to evoke dis -
strategy seemingly calculated
for the action. An app aratus for arti-
ficial breathing had been shipped from New
York to Israel. Before it left New York,
1 ow ever a Lebanese official in the United
States (the government was careful not to
mehow convinced the
reveal his nam e) so
shippers that the apparatus was to be chan-
neled through Beirut. When it got to
Lebanese capital it was, of course, confiscated.
Two young men who work as translators
for a newspaper in Beirut were discussing
the matter the day after the confiscation was ,
announced. One, a Lebanese from a village

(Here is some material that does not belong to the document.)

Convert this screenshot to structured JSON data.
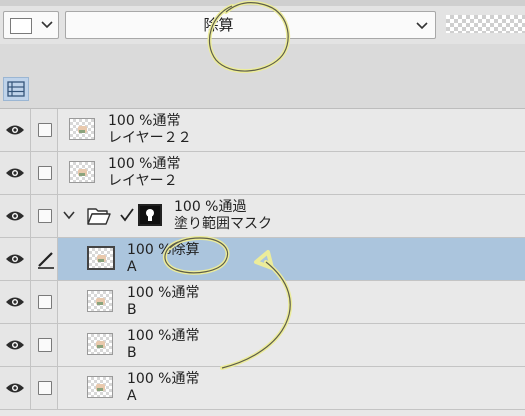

near Tripoli, said, "We certainly have nothing
to be proud of as far as this is concerned."
The other translator is a Palestinian refugee.
He said: "In war, everything is fair game."
The two remarks tell the whole story of
the boycott simply and briefly.
cipate in United Nations' international history."
conferences in which the Israelis were
There is an essay on the Negro and the Jew, by Leslie A.
to, play some sort of role, and it was only Fiedler;
one on Soviet Jewry, by Reuben Ainsztein; an interest-
in instances in which the labor elements, ing article
on a kibbutz in Israel, which was quoted on
or genuine liberals, refused to yield to appearance in The Jewish News, by Edward L. Parsons; essays
Arab pressures, that such conferences on the Arabs, Jewish humor, Histadrut and a variety of other
were not disrupted by the actions of the subjects by Theodore Frankel, Mizra Kahn, Benjamin Akzin,.
Howard Fast, Emanuel Neumann, Joe Carmichael, Abba
Lerner, Nathan Ben-Nathan, Ezra Spicehandler, Bernard Rosen-
Meanwhile, the attempt to tighten the
Gilbert Shapiro, Pierre VanPaassen and A. A. Sicroff.
noose around Israel goes on. It presents berg, Stories
in the volume are by I. Bashevis Singer, Yitzhak
a challenge to the kinsmen of the Is- Shenhar, Avram
Davidson, Herbert Gold, Leo E. Litwak
raelis and to their friends—to strengthen of Detroiters Mr. and Mrs. Isaac Litwak), Isaac Rosenfeld, Wal-
Israel's hands economically, to encourage
Markfield, Maxine Steinman and Arthur Granit.
the constructive efforts which give Israel lace Poems are by Charles Reznikoff, Jacob Sloan, David Galler,
security, to purchase Israel Bonds and Yehu Arnichai, Jascha Kessler, Samuel Menashe, Irving Feld-
to invest in Israel's industrial projects.
Dannie Abse, David Ignatow, Isabella Fey, Leo Haber
Such activities show confidence in Israel man,
and offer Israel the help she needs. That's Harvey
stimulus and provocation in the contents
There is much
Reader." Its contents are informative and
the way to loosen the noose and to shame
those who would encourage acts of of